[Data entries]

+ + + +

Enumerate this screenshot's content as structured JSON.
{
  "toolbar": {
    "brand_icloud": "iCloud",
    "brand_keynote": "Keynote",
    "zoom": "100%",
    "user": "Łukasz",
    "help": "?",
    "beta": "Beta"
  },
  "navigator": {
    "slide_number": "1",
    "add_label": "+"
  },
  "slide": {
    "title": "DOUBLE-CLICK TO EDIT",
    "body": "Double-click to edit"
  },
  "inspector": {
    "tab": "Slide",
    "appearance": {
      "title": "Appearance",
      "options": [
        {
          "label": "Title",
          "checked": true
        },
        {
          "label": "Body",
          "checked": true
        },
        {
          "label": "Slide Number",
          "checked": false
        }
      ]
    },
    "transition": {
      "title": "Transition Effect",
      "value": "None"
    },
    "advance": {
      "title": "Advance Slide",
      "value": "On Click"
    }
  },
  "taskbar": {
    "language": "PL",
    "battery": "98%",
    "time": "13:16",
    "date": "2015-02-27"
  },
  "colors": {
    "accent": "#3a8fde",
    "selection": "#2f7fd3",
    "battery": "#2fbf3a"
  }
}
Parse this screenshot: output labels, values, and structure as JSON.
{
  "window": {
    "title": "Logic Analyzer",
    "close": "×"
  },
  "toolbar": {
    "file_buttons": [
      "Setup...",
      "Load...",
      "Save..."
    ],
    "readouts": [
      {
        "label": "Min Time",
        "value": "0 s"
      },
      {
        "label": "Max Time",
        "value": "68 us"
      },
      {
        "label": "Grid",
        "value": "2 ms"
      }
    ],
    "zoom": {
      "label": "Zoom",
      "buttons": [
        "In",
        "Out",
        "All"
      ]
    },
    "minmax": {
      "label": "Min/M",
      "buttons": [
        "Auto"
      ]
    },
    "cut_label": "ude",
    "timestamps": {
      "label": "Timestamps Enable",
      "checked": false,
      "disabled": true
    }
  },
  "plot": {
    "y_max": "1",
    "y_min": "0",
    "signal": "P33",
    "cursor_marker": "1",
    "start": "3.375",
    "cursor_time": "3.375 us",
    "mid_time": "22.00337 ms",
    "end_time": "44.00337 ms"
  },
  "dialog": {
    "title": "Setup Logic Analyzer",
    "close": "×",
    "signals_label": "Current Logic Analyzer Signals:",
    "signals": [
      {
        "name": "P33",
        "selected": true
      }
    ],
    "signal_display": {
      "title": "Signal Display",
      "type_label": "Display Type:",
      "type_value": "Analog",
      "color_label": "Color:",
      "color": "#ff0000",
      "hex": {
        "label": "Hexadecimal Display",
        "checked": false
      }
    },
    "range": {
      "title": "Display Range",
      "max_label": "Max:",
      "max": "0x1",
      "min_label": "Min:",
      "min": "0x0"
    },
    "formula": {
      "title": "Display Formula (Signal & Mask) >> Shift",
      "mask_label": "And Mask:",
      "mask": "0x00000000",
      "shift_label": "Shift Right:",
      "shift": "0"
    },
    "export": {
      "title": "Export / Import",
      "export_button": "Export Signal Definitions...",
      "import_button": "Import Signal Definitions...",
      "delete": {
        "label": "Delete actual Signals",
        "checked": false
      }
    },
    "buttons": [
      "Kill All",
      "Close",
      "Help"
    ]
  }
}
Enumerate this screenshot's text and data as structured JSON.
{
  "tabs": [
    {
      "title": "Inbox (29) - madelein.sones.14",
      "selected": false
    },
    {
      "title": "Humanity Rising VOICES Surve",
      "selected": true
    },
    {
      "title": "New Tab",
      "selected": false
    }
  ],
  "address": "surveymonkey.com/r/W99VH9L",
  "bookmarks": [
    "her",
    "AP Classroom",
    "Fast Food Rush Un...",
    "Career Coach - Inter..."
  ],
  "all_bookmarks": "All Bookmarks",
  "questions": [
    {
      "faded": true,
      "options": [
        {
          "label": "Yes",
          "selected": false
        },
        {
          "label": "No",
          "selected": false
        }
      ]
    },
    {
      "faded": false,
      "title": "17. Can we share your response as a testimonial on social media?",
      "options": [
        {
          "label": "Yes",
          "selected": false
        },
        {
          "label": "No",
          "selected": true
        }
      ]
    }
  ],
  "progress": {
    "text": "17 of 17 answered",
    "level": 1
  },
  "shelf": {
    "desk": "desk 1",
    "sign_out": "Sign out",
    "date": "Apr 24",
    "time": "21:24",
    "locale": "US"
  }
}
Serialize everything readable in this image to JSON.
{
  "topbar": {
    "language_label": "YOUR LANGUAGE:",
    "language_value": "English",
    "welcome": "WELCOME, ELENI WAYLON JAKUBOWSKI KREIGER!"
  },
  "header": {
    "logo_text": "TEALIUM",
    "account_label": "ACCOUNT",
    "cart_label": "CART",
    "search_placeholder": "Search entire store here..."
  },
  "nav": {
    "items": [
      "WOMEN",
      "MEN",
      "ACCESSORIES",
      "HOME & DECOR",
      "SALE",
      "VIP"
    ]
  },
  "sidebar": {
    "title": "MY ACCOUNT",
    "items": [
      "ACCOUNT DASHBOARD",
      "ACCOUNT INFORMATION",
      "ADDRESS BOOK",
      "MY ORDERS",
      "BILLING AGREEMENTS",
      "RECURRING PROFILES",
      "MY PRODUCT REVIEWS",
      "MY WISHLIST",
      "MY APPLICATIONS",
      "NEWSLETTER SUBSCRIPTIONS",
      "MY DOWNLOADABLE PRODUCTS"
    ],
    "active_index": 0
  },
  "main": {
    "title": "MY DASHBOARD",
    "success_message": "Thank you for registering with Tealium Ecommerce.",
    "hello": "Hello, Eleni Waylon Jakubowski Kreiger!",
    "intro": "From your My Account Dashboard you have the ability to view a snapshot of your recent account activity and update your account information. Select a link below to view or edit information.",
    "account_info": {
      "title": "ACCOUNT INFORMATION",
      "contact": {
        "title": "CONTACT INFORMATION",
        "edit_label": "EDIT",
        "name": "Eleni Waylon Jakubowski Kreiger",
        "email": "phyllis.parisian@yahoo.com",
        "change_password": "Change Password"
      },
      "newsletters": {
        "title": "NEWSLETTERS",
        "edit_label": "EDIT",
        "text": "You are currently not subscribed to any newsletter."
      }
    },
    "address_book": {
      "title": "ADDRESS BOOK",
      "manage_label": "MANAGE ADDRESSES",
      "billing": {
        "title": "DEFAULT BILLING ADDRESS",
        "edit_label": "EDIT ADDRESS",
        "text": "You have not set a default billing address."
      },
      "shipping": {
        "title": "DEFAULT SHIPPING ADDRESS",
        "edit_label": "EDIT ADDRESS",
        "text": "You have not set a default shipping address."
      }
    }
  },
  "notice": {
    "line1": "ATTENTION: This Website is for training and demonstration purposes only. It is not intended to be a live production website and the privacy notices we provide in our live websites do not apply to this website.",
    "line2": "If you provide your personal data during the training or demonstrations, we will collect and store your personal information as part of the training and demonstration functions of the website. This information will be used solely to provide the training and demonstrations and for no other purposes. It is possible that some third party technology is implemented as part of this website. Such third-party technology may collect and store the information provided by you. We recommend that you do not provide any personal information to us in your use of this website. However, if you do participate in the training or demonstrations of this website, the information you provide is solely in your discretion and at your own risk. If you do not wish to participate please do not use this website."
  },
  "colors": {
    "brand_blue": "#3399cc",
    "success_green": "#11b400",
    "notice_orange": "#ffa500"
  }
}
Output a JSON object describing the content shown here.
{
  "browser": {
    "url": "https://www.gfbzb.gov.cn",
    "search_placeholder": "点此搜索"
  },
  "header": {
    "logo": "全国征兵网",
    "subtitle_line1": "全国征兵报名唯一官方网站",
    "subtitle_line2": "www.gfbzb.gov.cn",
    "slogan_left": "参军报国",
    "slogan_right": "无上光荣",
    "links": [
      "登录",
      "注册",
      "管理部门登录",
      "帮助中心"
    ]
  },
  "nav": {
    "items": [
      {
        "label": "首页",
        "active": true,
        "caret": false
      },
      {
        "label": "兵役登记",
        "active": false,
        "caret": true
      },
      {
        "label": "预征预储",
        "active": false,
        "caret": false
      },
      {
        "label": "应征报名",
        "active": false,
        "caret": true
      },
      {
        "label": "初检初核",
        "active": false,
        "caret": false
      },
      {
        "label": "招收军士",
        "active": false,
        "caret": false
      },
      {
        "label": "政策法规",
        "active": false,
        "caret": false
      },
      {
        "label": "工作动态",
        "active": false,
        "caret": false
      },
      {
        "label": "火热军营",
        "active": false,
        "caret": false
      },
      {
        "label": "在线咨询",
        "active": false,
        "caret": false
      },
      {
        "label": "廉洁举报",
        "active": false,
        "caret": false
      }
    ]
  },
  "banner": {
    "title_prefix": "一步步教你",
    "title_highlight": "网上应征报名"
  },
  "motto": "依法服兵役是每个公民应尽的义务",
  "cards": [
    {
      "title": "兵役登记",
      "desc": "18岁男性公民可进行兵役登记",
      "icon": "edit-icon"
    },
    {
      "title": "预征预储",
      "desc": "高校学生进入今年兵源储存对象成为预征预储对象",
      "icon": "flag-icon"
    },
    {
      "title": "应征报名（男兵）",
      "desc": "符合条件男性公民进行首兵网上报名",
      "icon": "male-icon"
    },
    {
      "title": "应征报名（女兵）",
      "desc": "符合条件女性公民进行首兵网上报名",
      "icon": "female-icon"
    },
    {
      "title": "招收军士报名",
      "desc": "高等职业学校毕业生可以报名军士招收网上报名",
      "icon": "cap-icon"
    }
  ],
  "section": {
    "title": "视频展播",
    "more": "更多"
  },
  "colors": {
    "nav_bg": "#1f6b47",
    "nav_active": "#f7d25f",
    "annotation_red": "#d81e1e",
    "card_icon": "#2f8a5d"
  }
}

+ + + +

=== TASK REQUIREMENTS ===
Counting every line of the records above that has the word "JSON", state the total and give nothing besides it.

=== YOUR SOLUTION ===
5